::: ENTRIES PROVIDED :::
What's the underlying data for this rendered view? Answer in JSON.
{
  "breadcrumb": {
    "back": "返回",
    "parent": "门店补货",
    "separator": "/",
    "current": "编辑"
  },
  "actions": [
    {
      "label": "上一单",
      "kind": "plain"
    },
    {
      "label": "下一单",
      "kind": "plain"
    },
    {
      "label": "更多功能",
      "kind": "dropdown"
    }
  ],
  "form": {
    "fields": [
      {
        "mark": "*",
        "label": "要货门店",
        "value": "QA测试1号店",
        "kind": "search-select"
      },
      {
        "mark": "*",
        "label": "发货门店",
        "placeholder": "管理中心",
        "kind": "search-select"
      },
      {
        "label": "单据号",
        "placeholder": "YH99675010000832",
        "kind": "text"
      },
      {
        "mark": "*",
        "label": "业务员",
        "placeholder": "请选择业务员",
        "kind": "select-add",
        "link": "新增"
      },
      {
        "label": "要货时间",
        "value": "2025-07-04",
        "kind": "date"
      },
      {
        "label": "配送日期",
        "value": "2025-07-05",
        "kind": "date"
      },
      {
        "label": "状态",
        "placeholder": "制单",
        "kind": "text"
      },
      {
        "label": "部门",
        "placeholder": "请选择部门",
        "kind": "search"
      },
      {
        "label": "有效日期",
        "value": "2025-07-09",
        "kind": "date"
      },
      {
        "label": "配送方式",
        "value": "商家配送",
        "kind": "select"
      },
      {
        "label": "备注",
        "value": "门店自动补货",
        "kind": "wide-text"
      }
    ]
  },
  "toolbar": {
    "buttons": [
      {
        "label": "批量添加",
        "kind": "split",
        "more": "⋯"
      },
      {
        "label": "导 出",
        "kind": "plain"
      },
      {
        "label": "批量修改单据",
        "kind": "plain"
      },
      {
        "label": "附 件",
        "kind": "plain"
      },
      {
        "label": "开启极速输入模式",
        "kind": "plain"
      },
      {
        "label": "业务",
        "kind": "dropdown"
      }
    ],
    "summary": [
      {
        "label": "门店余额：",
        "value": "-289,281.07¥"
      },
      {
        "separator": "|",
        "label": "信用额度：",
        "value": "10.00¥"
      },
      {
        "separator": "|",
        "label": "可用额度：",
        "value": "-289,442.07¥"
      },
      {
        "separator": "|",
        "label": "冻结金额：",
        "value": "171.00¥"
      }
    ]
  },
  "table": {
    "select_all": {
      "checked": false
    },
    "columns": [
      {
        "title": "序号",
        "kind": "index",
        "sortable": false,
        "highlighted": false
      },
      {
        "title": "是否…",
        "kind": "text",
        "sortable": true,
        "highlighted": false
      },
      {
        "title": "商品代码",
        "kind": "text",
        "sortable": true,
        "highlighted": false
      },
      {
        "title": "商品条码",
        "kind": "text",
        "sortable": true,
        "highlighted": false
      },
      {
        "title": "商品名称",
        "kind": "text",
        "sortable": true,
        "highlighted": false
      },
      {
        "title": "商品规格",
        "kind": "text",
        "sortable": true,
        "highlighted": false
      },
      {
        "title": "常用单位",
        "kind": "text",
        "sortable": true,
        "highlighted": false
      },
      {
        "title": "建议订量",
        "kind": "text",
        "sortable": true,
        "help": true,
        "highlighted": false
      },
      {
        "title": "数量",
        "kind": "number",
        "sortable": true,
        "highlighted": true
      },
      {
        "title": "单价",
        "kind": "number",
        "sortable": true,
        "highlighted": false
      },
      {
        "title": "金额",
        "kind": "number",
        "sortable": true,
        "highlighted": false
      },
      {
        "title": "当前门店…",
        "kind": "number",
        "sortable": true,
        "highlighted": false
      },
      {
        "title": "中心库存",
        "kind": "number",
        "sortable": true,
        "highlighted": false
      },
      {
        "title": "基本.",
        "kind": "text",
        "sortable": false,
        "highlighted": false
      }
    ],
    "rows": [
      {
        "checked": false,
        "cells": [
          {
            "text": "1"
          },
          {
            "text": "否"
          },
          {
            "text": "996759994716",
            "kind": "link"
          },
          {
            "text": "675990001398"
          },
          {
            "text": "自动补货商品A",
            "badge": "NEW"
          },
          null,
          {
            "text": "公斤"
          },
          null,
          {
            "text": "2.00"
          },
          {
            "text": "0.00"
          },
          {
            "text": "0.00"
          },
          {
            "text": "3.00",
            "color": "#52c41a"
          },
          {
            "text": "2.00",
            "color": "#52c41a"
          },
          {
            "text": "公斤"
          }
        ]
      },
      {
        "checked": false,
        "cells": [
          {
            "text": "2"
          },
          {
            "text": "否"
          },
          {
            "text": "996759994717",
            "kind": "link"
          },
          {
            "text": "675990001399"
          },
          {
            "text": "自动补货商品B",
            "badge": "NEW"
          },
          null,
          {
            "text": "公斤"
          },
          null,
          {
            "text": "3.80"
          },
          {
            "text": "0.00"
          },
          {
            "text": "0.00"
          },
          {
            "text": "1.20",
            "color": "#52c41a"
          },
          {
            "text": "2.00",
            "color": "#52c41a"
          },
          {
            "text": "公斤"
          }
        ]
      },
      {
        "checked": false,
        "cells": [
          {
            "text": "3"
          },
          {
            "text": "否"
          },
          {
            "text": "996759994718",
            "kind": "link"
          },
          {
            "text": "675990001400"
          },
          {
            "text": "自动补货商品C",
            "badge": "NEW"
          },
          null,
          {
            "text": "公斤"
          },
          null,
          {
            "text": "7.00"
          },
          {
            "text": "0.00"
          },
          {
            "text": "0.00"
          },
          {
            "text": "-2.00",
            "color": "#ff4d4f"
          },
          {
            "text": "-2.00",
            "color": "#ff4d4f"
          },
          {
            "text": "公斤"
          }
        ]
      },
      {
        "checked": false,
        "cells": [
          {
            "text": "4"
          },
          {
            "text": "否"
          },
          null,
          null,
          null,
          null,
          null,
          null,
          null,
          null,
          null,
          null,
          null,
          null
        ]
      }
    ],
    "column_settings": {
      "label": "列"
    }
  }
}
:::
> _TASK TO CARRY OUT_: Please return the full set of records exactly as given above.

> _EXERCISE RESULT_:
What's the underlying data for this rendered view? Answer in JSON.
{
  "breadcrumb": {
    "back": "返回",
    "parent": "门店补货",
    "separator": "/",
    "current": "编辑"
  },
  "actions": [
    {
      "label": "上一单",
      "kind": "plain"
    },
    {
      "label": "下一单",
      "kind": "plain"
    },
    {
      "label": "更多功能",
      "kind": "dropdown"
    }
  ],
  "form": {
    "fields": [
      {
        "mark": "*",
        "label": "要货门店",
        "value": "QA测试1号店",
        "kind": "search-select"
      },
      {
        "mark": "*",
        "label": "发货门店",
        "placeholder": "管理中心",
        "kind": "search-select"
      },
      {
        "label": "单据号",
        "placeholder": "YH99675010000832",
        "kind": "text"
      },
      {
        "mark": "*",
        "label": "业务员",
        "placeholder": "请选择业务员",
        "kind": "select-add",
        "link": "新增"
      },
      {
        "label": "要货时间",
        "value": "2025-07-04",
        "kind": "date"
      },
      {
        "label": "配送日期",
        "value": "2025-07-05",
        "kind": "date"
      },
      {
        "label": "状态",
        "placeholder": "制单",
        "kind": "text"
      },
      {
        "label": "部门",
        "placeholder": "请选择部门",
        "kind": "search"
      },
      {
        "label": "有效日期",
        "value": "2025-07-09",
        "kind": "date"
      },
      {
        "label": "配送方式",
        "value": "商家配送",
        "kind": "select"
      },
      {
        "label": "备注",
        "value": "门店自动补货",
        "kind": "wide-text"
      }
    ]
  },
  "toolbar": {
    "buttons": [
      {
        "label": "批量添加",
        "kind": "split",
        "more": "⋯"
      },
      {
        "label": "导 出",
        "kind": "plain"
      },
      {
        "label": "批量修改单据",
        "kind": "plain"
      },
      {
        "label": "附 件",
        "kind": "plain"
      },
      {
        "label": "开启极速输入模式",
        "kind": "plain"
      },
      {
        "label": "业务",
        "kind": "dropdown"
      }
    ],
    "summary": [
      {
        "label": "门店余额：",
        "value": "-289,281.07¥"
      },
      {
        "separator": "|",
        "label": "信用额度：",
        "value": "10.00¥"
      },
      {
        "separator": "|",
        "label": "可用额度：",
        "value": "-289,442.07¥"
      },
      {
        "separator": "|",
        "label": "冻结金额：",
        "value": "171.00¥"
      }
    ]
  },
  "table": {
    "select_all": {
      "checked": false
    },
    "columns": [
      {
        "title": "序号",
        "kind": "index",
        "sortable": false,
        "highlighted": false
      },
      {
        "title": "是否…",
        "kind": "text",
        "sortable": true,
        "highlighted": false
      },
      {
        "title": "商品代码",
        "kind": "text",
        "sortable": true,
        "highlighted": false
      },
      {
        "title": "商品条码",
        "kind": "text",
        "sortable": true,
        "highlighted": false
      },
      {
        "title": "商品名称",
        "kind": "text",
        "sortable": true,
        "highlighted": false
      },
      {
        "title": "商品规格",
        "kind": "text",
        "sortable": true,
        "highlighted": false
      },
      {
        "title": "常用单位",
        "kind": "text",
        "sortable": true,
        "highlighted": false
      },
      {
        "title": "建议订量",
        "kind": "text",
        "sortable": true,
        "help": true,
        "highlighted": false
      },
      {
        "title": "数量",
        "kind": "number",
        "sortable": true,
        "highlighted": true
      },
      {
        "title": "单价",
        "kind": "number",
        "sortable": true,
        "highlighted": false
      },
      {
        "title": "金额",
        "kind": "number",
        "sortable": true,
        "highlighted": false
      },
      {
        "title": "当前门店…",
        "kind": "number",
        "sortable": true,
        "highlighted": false
      },
      {
        "title": "中心库存",
        "kind": "number",
        "sortable": true,
        "highlighted": false
      },
      {
        "title": "基本.",
        "kind": "text",
        "sortable": false,
        "highlighted": false
      }
    ],
    "rows": [
      {
        "checked": false,
        "cells": [
          {
            "text": "1"
          },
          {
            "text": "否"
          },
          {
            "text": "996759994716",
            "kind": "link"
          },
          {
            "text": "675990001398"
          },
          {
            "text": "自动补货商品A",
            "badge": "NEW"
          },
          null,
          {
            "text": "公斤"
          },
          null,
          {
            "text": "2.00"
          },
          {
            "text": "0.00"
          },
          {
            "text": "0.00"
          },
          {
            "text": "3.00",
            "color": "#52c41a"
          },
          {
            "text": "2.00",
            "color": "#52c41a"
          },
          {
            "text": "公斤"
          }
        ]
      },
      {
        "checked": false,
        "cells": [
          {
            "text": "2"
          },
          {
            "text": "否"
          },
          {
            "text": "996759994717",
            "kind": "link"
          },
          {
            "text": "675990001399"
          },
          {
            "text": "自动补货商品B",
            "badge": "NEW"
          },
          null,
          {
            "text": "公斤"
          },
          null,
          {
            "text": "3.80"
          },
          {
            "text": "0.00"
          },
          {
            "text": "0.00"
          },
          {
            "text": "1.20",
            "color": "#52c41a"
          },
          {
            "text": "2.00",
            "color": "#52c41a"
          },
          {
            "text": "公斤"
          }
        ]
      },
      {
        "checked": false,
        "cells": [
          {
            "text": "3"
          },
          {
            "text": "否"
          },
          {
            "text": "996759994718",
            "kind": "link"
          },
          {
            "text": "675990001400"
          },
          {
            "text": "自动补货商品C",
            "badge": "NEW"
          },
          null,
          {
            "text": "公斤"
          },
          null,
          {
            "text": "7.00"
          },
          {
            "text": "0.00"
          },
          {
            "text": "0.00"
          },
          {
            "text": "-2.00",
            "color": "#ff4d4f"
          },
          {
            "text": "-2.00",
            "color": "#ff4d4f"
          },
          {
            "text": "公斤"
          }
        ]
      },
      {
        "checked": false,
        "cells": [
          {
            "text": "4"
          },
          {
            "text": "否"
          },
          null,
          null,
          null,
          null,
          null,
          null,
          null,
          null,
          null,
          null,
          null,
          null
        ]
      }
    ],
    "column_settings": {
      "label": "列"
    }
  }
}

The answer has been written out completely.